Copy the data below exactly, omitting any picture it contains.

*Component data from apps and pages*
....

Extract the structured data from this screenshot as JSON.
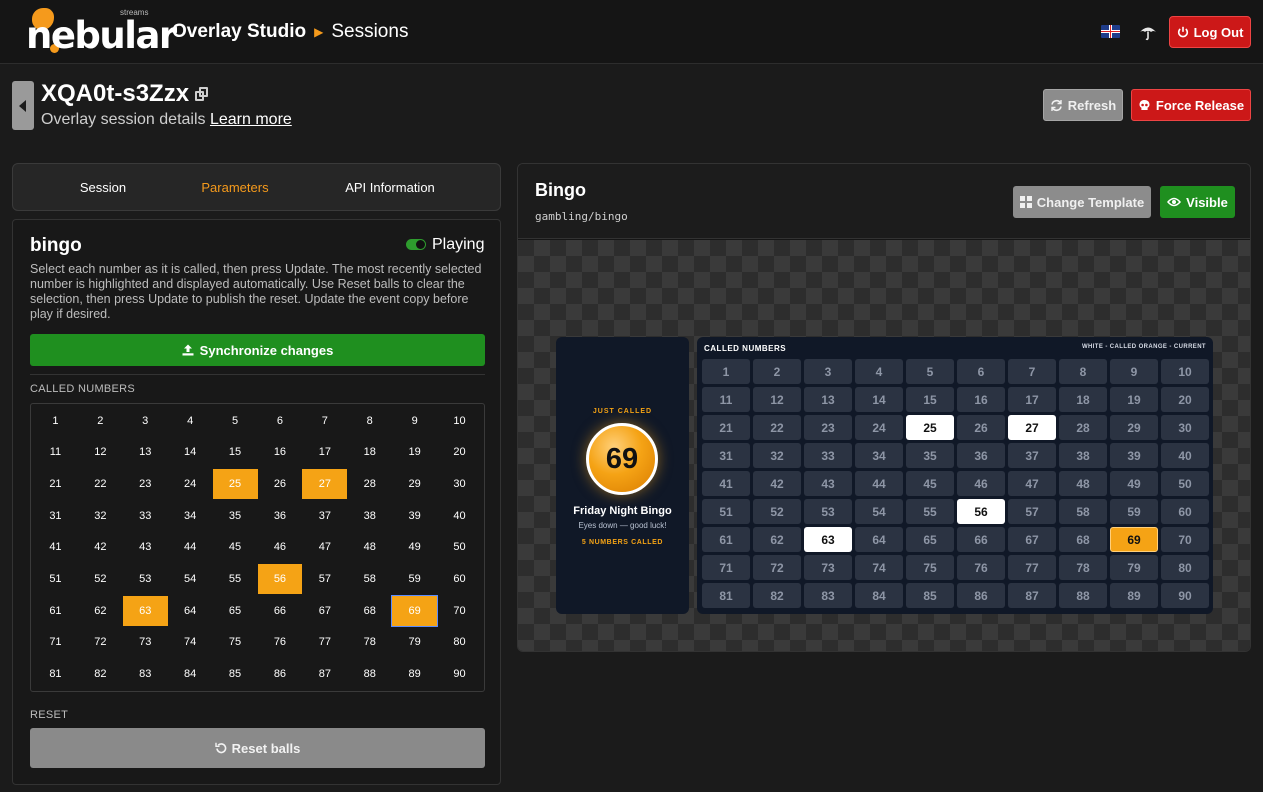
{
  "app": {
    "logo_text": "nebular",
    "logo_sub": "streams",
    "breadcrumb_studio": "Overlay Studio",
    "breadcrumb_page": "Sessions",
    "logout_label": "Log Out"
  },
  "header": {
    "session_id": "XQA0t-s3Zzx",
    "subtitle": "Overlay session details",
    "learn_more": "Learn more",
    "refresh_label": "Refresh",
    "force_release_label": "Force Release"
  },
  "tabs": [
    {
      "label": "Session",
      "active": false
    },
    {
      "label": "Parameters",
      "active": true
    },
    {
      "label": "API Information",
      "active": false
    }
  ],
  "params": {
    "template_name": "bingo",
    "status": "Playing",
    "description": "Select each number as it is called, then press Update. The most recently selected number is highlighted and displayed automatically. Use Reset balls to clear the selection, then press Update to publish the reset. Update the event copy before play if desired.",
    "sync_label": "Synchronize changes",
    "called_label": "CALLED NUMBERS",
    "reset_section_label": "RESET",
    "reset_button_label": "Reset balls",
    "selected_numbers": [
      25,
      27,
      56,
      63,
      69
    ],
    "current_number": 69
  },
  "preview": {
    "title": "Bingo",
    "path": "gambling/bingo",
    "change_template_label": "Change Template",
    "visible_label": "Visible"
  },
  "overlay": {
    "just_called": "JUST CALLED",
    "ball_number": "69",
    "event_title": "Friday Night Bingo",
    "event_subtitle": "Eyes down — good luck!",
    "numbers_called": "5 NUMBERS CALLED",
    "board_title": "CALLED NUMBERS",
    "legend": "WHITE - CALLED   ORANGE - CURRENT"
  },
  "colors": {
    "accent": "#f59a1c",
    "danger": "#cc1818",
    "success": "#1f8f1f"
  }
}
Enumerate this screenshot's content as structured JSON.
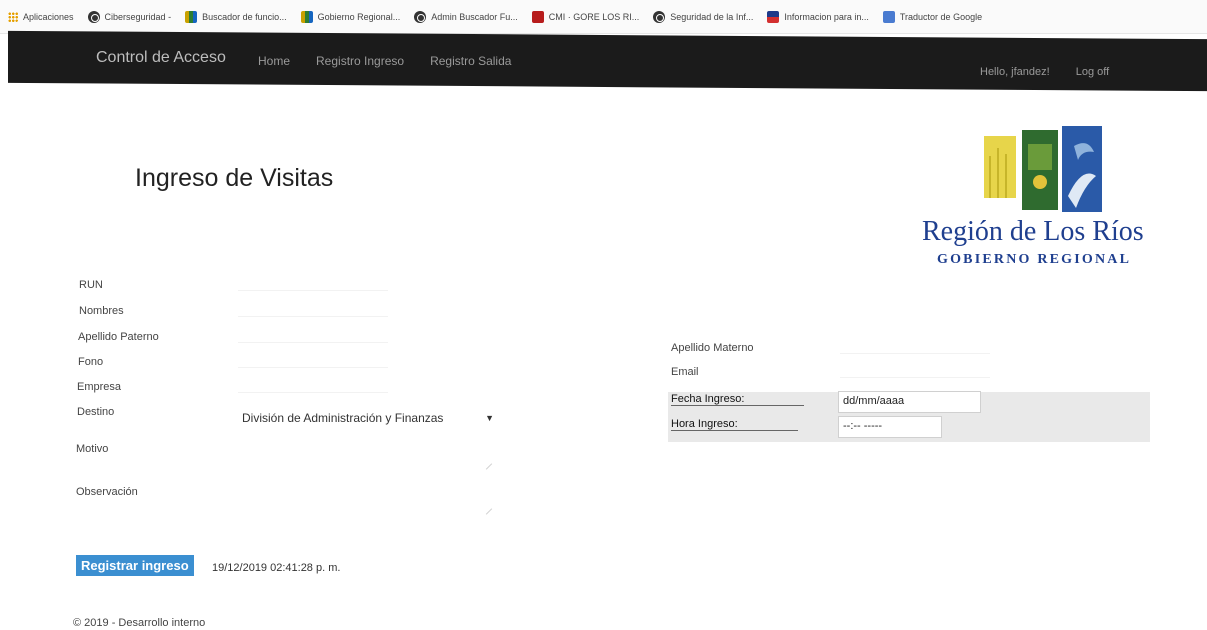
{
  "bookmarks": [
    {
      "icon": "apps-icon",
      "label": "Aplicaciones"
    },
    {
      "icon": "globe-icon",
      "label": "Ciberseguridad -"
    },
    {
      "icon": "gore-icon",
      "label": "Buscador de funcio..."
    },
    {
      "icon": "gore-icon",
      "label": "Gobierno Regional..."
    },
    {
      "icon": "globe-icon",
      "label": "Admin Buscador Fu..."
    },
    {
      "icon": "cmi-icon",
      "label": "CMI · GORE LOS RI..."
    },
    {
      "icon": "globe-icon",
      "label": "Seguridad de la Inf..."
    },
    {
      "icon": "flag-icon",
      "label": "Informacion para in..."
    },
    {
      "icon": "translate-icon",
      "label": "Traductor de Google"
    }
  ],
  "navbar": {
    "brand": "Control de Acceso",
    "links": [
      "Home",
      "Registro Ingreso",
      "Registro Salida"
    ],
    "greeting": "Hello, jfandez!",
    "logoff": "Log off",
    "bg_color": "#1b1b1b"
  },
  "page": {
    "title": "Ingreso de Visitas"
  },
  "logo": {
    "title": "Región de Los Ríos",
    "subtitle": "GOBIERNO REGIONAL",
    "color": "#1f3f8f"
  },
  "form_left": {
    "run": "RUN",
    "nombres": "Nombres",
    "apellido_paterno": "Apellido Paterno",
    "fono": "Fono",
    "empresa": "Empresa",
    "destino": "Destino",
    "destino_value": "División de Administración y Finanzas",
    "motivo": "Motivo",
    "observacion": "Observación"
  },
  "form_right": {
    "apellido_materno": "Apellido Materno",
    "email": "Email",
    "fecha_ingreso": "Fecha Ingreso:",
    "fecha_placeholder": "dd/mm/aaaa",
    "hora_ingreso": "Hora Ingreso:",
    "hora_placeholder": "--:-- -----"
  },
  "submit": {
    "label": "Registrar ingreso",
    "timestamp": "19/12/2019 02:41:28 p. m.",
    "color": "#3b8fd1"
  },
  "footer": {
    "text": "© 2019 - Desarrollo interno"
  }
}
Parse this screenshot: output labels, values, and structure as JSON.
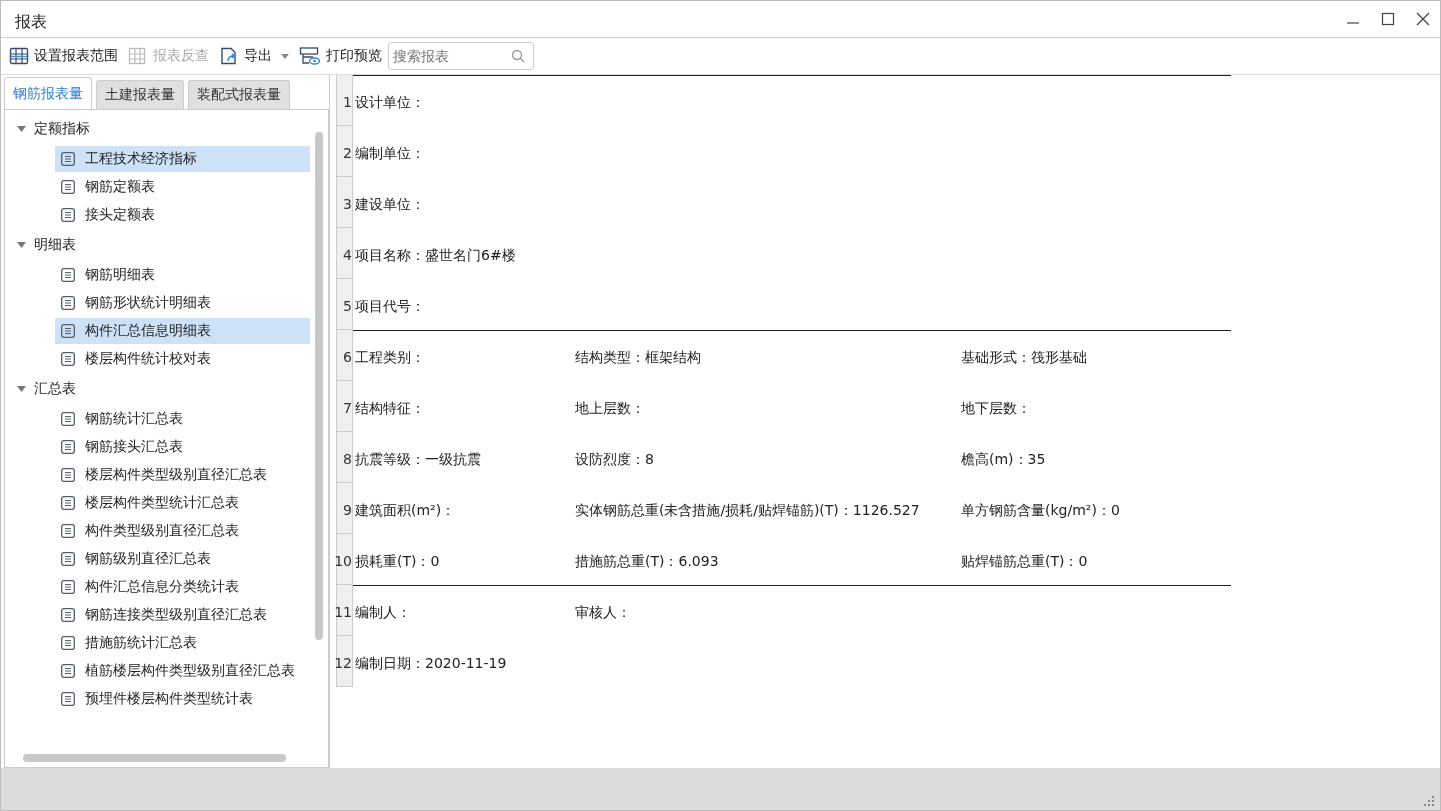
{
  "window": {
    "title": "报表"
  },
  "toolbar": [
    {
      "label": "设置报表范围",
      "kind": "grid",
      "disabled": false,
      "dropdown": false
    },
    {
      "label": "报表反查",
      "kind": "lookup",
      "disabled": true,
      "dropdown": false
    },
    {
      "label": "导出",
      "kind": "export",
      "disabled": false,
      "dropdown": true
    },
    {
      "label": "打印预览",
      "kind": "print",
      "disabled": false,
      "dropdown": false
    }
  ],
  "search": {
    "placeholder": "搜索报表"
  },
  "tabs": [
    {
      "label": "钢筋报表量",
      "selected": true
    },
    {
      "label": "土建报表量",
      "selected": false
    },
    {
      "label": "装配式报表量",
      "selected": false
    }
  ],
  "tree": [
    {
      "label": "定额指标",
      "expanded": true,
      "children": [
        {
          "label": "工程技术经济指标",
          "selected": true
        },
        {
          "label": "钢筋定额表",
          "selected": false
        },
        {
          "label": "接头定额表",
          "selected": false
        }
      ]
    },
    {
      "label": "明细表",
      "expanded": true,
      "children": [
        {
          "label": "钢筋明细表",
          "selected": false
        },
        {
          "label": "钢筋形状统计明细表",
          "selected": false
        },
        {
          "label": "构件汇总信息明细表",
          "selected": true
        },
        {
          "label": "楼层构件统计校对表",
          "selected": false
        }
      ]
    },
    {
      "label": "汇总表",
      "expanded": true,
      "children": [
        {
          "label": "钢筋统计汇总表",
          "selected": false
        },
        {
          "label": "钢筋接头汇总表",
          "selected": false
        },
        {
          "label": "楼层构件类型级别直径汇总表",
          "selected": false
        },
        {
          "label": "楼层构件类型统计汇总表",
          "selected": false
        },
        {
          "label": "构件类型级别直径汇总表",
          "selected": false
        },
        {
          "label": "钢筋级别直径汇总表",
          "selected": false
        },
        {
          "label": "构件汇总信息分类统计表",
          "selected": false
        },
        {
          "label": "钢筋连接类型级别直径汇总表",
          "selected": false
        },
        {
          "label": "措施筋统计汇总表",
          "selected": false
        },
        {
          "label": "植筋楼层构件类型级别直径汇总表",
          "selected": false
        },
        {
          "label": "预埋件楼层构件类型统计表",
          "selected": false
        }
      ]
    }
  ],
  "report": {
    "rows": [
      {
        "number": "1",
        "rule_above": true,
        "cells": [
          "设计单位："
        ]
      },
      {
        "number": "2",
        "rule_above": false,
        "cells": [
          "编制单位："
        ]
      },
      {
        "number": "3",
        "rule_above": false,
        "cells": [
          "建设单位："
        ]
      },
      {
        "number": "4",
        "rule_above": false,
        "cells": [
          "项目名称：盛世名门6#楼"
        ]
      },
      {
        "number": "5",
        "rule_above": false,
        "cells": [
          "项目代号："
        ]
      },
      {
        "number": "6",
        "rule_above": true,
        "cells": [
          "工程类别：",
          "结构类型：框架结构",
          "基础形式：筏形基础"
        ]
      },
      {
        "number": "7",
        "rule_above": false,
        "cells": [
          "结构特征：",
          "地上层数：",
          "地下层数："
        ]
      },
      {
        "number": "8",
        "rule_above": false,
        "cells": [
          "抗震等级：一级抗震",
          "设防烈度：8",
          "檐高(m)：35"
        ]
      },
      {
        "number": "9",
        "rule_above": false,
        "cells": [
          "建筑面积(m²)：",
          "实体钢筋总重(未含措施/损耗/贴焊锚筋)(T)：1126.527",
          "单方钢筋含量(kg/m²)：0"
        ]
      },
      {
        "number": "10",
        "rule_above": false,
        "cells": [
          "损耗重(T)：0",
          "措施筋总重(T)：6.093",
          "贴焊锚筋总重(T)：0"
        ]
      },
      {
        "number": "11",
        "rule_above": true,
        "cells": [
          "编制人：",
          "审核人："
        ]
      },
      {
        "number": "12",
        "rule_above": false,
        "cells": [
          "编制日期：2020-11-19"
        ]
      }
    ]
  }
}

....

*EXPECTED ANSWER*
Extract the structured data from this screenshot as JSON.
{
  "app": {
    "logo_text": "nebular",
    "logo_sub": "streams",
    "breadcrumb_studio": "Overlay Studio",
    "breadcrumb_page": "Sessions",
    "logout_label": "Log Out"
  },
  "header": {
    "session_id": "XQA0t-s3Zzx",
    "subtitle": "Overlay session details",
    "learn_more": "Learn more",
    "refresh_label": "Refresh",
    "force_release_label": "Force Release"
  },
  "tabs": [
    {
      "label": "Session",
      "active": false
    },
    {
      "label": "Parameters",
      "active": true
    },
    {
      "label": "API Information",
      "active": false
    }
  ],
  "params": {
    "template_name": "bingo",
    "status": "Playing",
    "description": "Select each number as it is called, then press Update. The most recently selected number is highlighted and displayed automatically. Use Reset balls to clear the selection, then press Update to publish the reset. Update the event copy before play if desired.",
    "sync_label": "Synchronize changes",
    "called_label": "CALLED NUMBERS",
    "reset_section_label": "RESET",
    "reset_button_label": "Reset balls",
    "selected_numbers": [
      25,
      27,
      56,
      63,
      69
    ],
    "current_number": 69
  },
  "preview": {
    "title": "Bingo",
    "path": "gambling/bingo",
    "change_template_label": "Change Template",
    "visible_label": "Visible"
  },
  "overlay": {
    "just_called": "JUST CALLED",
    "ball_number": "69",
    "event_title": "Friday Night Bingo",
    "event_subtitle": "Eyes down — good luck!",
    "numbers_called": "5 NUMBERS CALLED",
    "board_title": "CALLED NUMBERS",
    "legend": "WHITE - CALLED   ORANGE - CURRENT"
  },
  "colors": {
    "accent": "#f59a1c",
    "danger": "#cc1818",
    "success": "#1f8f1f"
  }
}
Enumerate this screenshot's content as structured JSON.
{
  "bookmarks": [
    {
      "icon": "apps-icon",
      "label": "Aplicaciones"
    },
    {
      "icon": "globe-icon",
      "label": "Ciberseguridad -"
    },
    {
      "icon": "gore-icon",
      "label": "Buscador de funcio..."
    },
    {
      "icon": "gore-icon",
      "label": "Gobierno Regional..."
    },
    {
      "icon": "globe-icon",
      "label": "Admin Buscador Fu..."
    },
    {
      "icon": "cmi-icon",
      "label": "CMI · GORE LOS RI..."
    },
    {
      "icon": "globe-icon",
      "label": "Seguridad de la Inf..."
    },
    {
      "icon": "flag-icon",
      "label": "Informacion para in..."
    },
    {
      "icon": "translate-icon",
      "label": "Traductor de Google"
    }
  ],
  "navbar": {
    "brand": "Control de Acceso",
    "links": [
      "Home",
      "Registro Ingreso",
      "Registro Salida"
    ],
    "greeting": "Hello, jfandez!",
    "logoff": "Log off",
    "bg_color": "#1b1b1b"
  },
  "page": {
    "title": "Ingreso de Visitas"
  },
  "logo": {
    "title": "Región de Los Ríos",
    "subtitle": "GOBIERNO REGIONAL",
    "color": "#1f3f8f"
  },
  "form_left": {
    "run": "RUN",
    "nombres": "Nombres",
    "apellido_paterno": "Apellido Paterno",
    "fono": "Fono",
    "empresa": "Empresa",
    "destino": "Destino",
    "destino_value": "División de Administración y Finanzas",
    "motivo": "Motivo",
    "observacion": "Observación"
  },
  "form_right": {
    "apellido_materno": "Apellido Materno",
    "email": "Email",
    "fecha_ingreso": "Fecha Ingreso:",
    "fecha_placeholder": "dd/mm/aaaa",
    "hora_ingreso": "Hora Ingreso:",
    "hora_placeholder": "--:-- -----"
  },
  "submit": {
    "label": "Registrar ingreso",
    "timestamp": "19/12/2019 02:41:28 p. m.",
    "color": "#3b8fd1"
  },
  "footer": {
    "text": "© 2019 - Desarrollo interno"
  }
}
Parse this screenshot: output labels, values, and structure as JSON.
{
  "window": {
    "title": "报表"
  },
  "toolbar": [
    {
      "label": "设置报表范围",
      "kind": "grid",
      "disabled": false,
      "dropdown": false
    },
    {
      "label": "报表反查",
      "kind": "lookup",
      "disabled": true,
      "dropdown": false
    },
    {
      "label": "导出",
      "kind": "export",
      "disabled": false,
      "dropdown": true
    },
    {
      "label": "打印预览",
      "kind": "print",
      "disabled": false,
      "dropdown": false
    }
  ],
  "search": {
    "placeholder": "搜索报表"
  },
  "tabs": [
    {
      "label": "钢筋报表量",
      "selected": true
    },
    {
      "label": "土建报表量",
      "selected": false
    },
    {
      "label": "装配式报表量",
      "selected": false
    }
  ],
  "tree": [
    {
      "label": "定额指标",
      "expanded": true,
      "children": [
        {
          "label": "工程技术经济指标",
          "selected": true
        },
        {
          "label": "钢筋定额表",
          "selected": false
        },
        {
          "label": "接头定额表",
          "selected": false
        }
      ]
    },
    {
      "label": "明细表",
      "expanded": true,
      "children": [
        {
          "label": "钢筋明细表",
          "selected": false
        },
        {
          "label": "钢筋形状统计明细表",
          "selected": false
        },
        {
          "label": "构件汇总信息明细表",
          "selected": true
        },
        {
          "label": "楼层构件统计校对表",
          "selected": false
        }
      ]
    },
    {
      "label": "汇总表",
      "expanded": true,
      "children": [
        {
          "label": "钢筋统计汇总表",
          "selected": false
        },
        {
          "label": "钢筋接头汇总表",
          "selected": false
        },
        {
          "label": "楼层构件类型级别直径汇总表",
          "selected": false
        },
        {
          "label": "楼层构件类型统计汇总表",
          "selected": false
        },
        {
          "label": "构件类型级别直径汇总表",
          "selected": false
        },
        {
          "label": "钢筋级别直径汇总表",
          "selected": false
        },
        {
          "label": "构件汇总信息分类统计表",
          "selected": false
        },
        {
          "label": "钢筋连接类型级别直径汇总表",
          "selected": false
        },
        {
          "label": "措施筋统计汇总表",
          "selected": false
        },
        {
          "label": "植筋楼层构件类型级别直径汇总表",
          "selected": false
        },
        {
          "label": "预埋件楼层构件类型统计表",
          "selected": false
        }
      ]
    }
  ],
  "report": {
    "rows": [
      {
        "number": "1",
        "rule_above": true,
        "cells": [
          "设计单位："
        ]
      },
      {
        "number": "2",
        "rule_above": false,
        "cells": [
          "编制单位："
        ]
      },
      {
        "number": "3",
        "rule_above": false,
        "cells": [
          "建设单位："
        ]
      },
      {
        "number": "4",
        "rule_above": false,
        "cells": [
          "项目名称：盛世名门6#楼"
        ]
      },
      {
        "number": "5",
        "rule_above": false,
        "cells": [
          "项目代号："
        ]
      },
      {
        "number": "6",
        "rule_above": true,
        "cells": [
          "工程类别：",
          "结构类型：框架结构",
          "基础形式：筏形基础"
        ]
      },
      {
        "number": "7",
        "rule_above": false,
        "cells": [
          "结构特征：",
          "地上层数：",
          "地下层数："
        ]
      },
      {
        "number": "8",
        "rule_above": false,
        "cells": [
          "抗震等级：一级抗震",
          "设防烈度：8",
          "檐高(m)：35"
        ]
      },
      {
        "number": "9",
        "rule_above": false,
        "cells": [
          "建筑面积(m²)：",
          "实体钢筋总重(未含措施/损耗/贴焊锚筋)(T)：1126.527",
          "单方钢筋含量(kg/m²)：0"
        ]
      },
      {
        "number": "10",
        "rule_above": false,
        "cells": [
          "损耗重(T)：0",
          "措施筋总重(T)：6.093",
          "贴焊锚筋总重(T)：0"
        ]
      },
      {
        "number": "11",
        "rule_above": true,
        "cells": [
          "编制人：",
          "审核人："
        ]
      },
      {
        "number": "12",
        "rule_above": false,
        "cells": [
          "编制日期：2020-11-19"
        ]
      }
    ]
  }
}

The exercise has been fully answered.